the White-vented Euphonia, one of the first birds we saw from the balcony at El Copel. Chris Perry's picture

At the reserve centre the Snowcap Hummingbird was quickly located, what a superb little fellah, a dark brown coat with a bright whiter hat and it is tiny! The wrap-around balcony at the centre was ideal for birding, we could see birds at our eye-level even though they were feeding the in the canopy of the surrounding trees.

male Snowcap above and female below both taken by Chris Perry

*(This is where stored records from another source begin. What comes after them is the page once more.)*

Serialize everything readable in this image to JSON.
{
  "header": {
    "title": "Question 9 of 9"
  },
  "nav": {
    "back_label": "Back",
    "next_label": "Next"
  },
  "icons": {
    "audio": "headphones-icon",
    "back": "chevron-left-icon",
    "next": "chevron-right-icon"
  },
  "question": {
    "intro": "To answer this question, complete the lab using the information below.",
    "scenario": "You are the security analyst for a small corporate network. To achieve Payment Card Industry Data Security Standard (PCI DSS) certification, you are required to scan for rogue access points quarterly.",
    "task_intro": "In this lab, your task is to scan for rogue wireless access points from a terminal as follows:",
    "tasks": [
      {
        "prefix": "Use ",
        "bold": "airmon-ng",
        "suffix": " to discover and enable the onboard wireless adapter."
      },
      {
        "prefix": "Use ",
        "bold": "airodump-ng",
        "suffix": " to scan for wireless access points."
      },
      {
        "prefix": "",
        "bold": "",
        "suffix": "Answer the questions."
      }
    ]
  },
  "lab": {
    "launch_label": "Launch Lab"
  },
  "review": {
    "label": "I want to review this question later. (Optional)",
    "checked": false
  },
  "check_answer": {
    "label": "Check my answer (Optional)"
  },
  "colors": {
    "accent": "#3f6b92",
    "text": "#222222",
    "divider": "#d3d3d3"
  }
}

White-vented and Tawny-capped Euphonias were feeding close by with Golden-hooded, Crimson-rumped, Silver-throated, Blue-gray and Crimson-collared Tanagers. We also noted Mistletoe Tyrannulet, House Wren and many common species. The hummers kept a lot of the group happy for a couple of hours, Green-thorntail, Snowcap, Rufous-tailed and Purple-throated Mountain-Gem were all on show.

 a pair of Tawny-capped Euphonia's - by Chris Perry

Red-throated Ant-Tanager

Before lunch most of the group went for a walk on the one of the forest trails. We heard Black-capped Nightingale-Thrush and watched Plain Brown Woodcreeper, then a small flock of tanagers held Tawny-capped Tanagers and a possible White-lined Tanager.

Tawny-capped Tanager - Chris Perry

A Russet Antshrike was spotted by Jason and he got most of the group onto it and then he found a Dull-mantled Antbird. Jason then saw a Plain Antvireo but no-one else got to see it. A feeding flock held Blue-and-Gold Tanagers what a bird that one is.

Rufous-winged Woodpecker taken by Chris Perry

Later along the track Jason heard a Cocoa Woodcreeper calling but we could not find it. A Northern Schiffornis was well found and showed well, the wing-clicking of the White-collared Manakin could also be heard, but once again we did not see it.

the beautiful Speckled Tanager appeared in the afternoon - photo by Chris Perry

We had lunch back at the reserve restaurant and then spent another couple of hours watching the garden trees and shrubs from the balcony. At one point a large influx of Tanagers came into the garden, we added Bay-headed and Black-and-Yellow Tanagers (what a beauty) and then the most beautiful of all (in my opinion), the SPECKLED TANAGER appeared, oh my god what a stunner.

Speckled Tanager again - by Chris Perry

Black-and-Yellow Tanager, another beauty taken by Chris Perry

Other birds kept appearing too, Scarlet-thighed Dacnis, Red-throated Ant-Tanager, Blackburnian Warbler, Rufous-winged Woodpecker, Cinnamon Becard and others.

It was around 3pm when we left El Copel, we had to walk back down the track to the road where the bus was waiting for us. The rest of the afternoon was spent visiting the large wetlands and reservoir at Turrialba.

Fasciated Tiger Heron, seen along the river taken by Chris Perry

The water was bird-packed with Herons, Egrets, Storks and wildfowl. We found our first Limpkin of the trip and our first Snail Kites. There were dozens of Blue-winged Teal and Lesser Scaup and Jason pulled out a male Northern Pintail (a good bird for Costa Rica).

Northern Pintail with Blue-winged Teal 

Snail Kite - just look at the hook on that bill, poor snails. Taken by Chris Perry

Walking around to the other side of the water we added a few more species. Both Common and Purple Gallinules, Northern Jacana, American Coot, Southern Lapwing, Spotted Sandpiper and our first Wilson’s Snipe.

record shot of a Limpkin

The marsh and lake at Turrialba

In the trees around the water we saw many common species and our last bird seen there was a Brown Woodpecker. We left the area around 5:30pm and made the short trip back to the hotel, we were well pleased with our day’s birding, we added nearly 30 species to the trip total.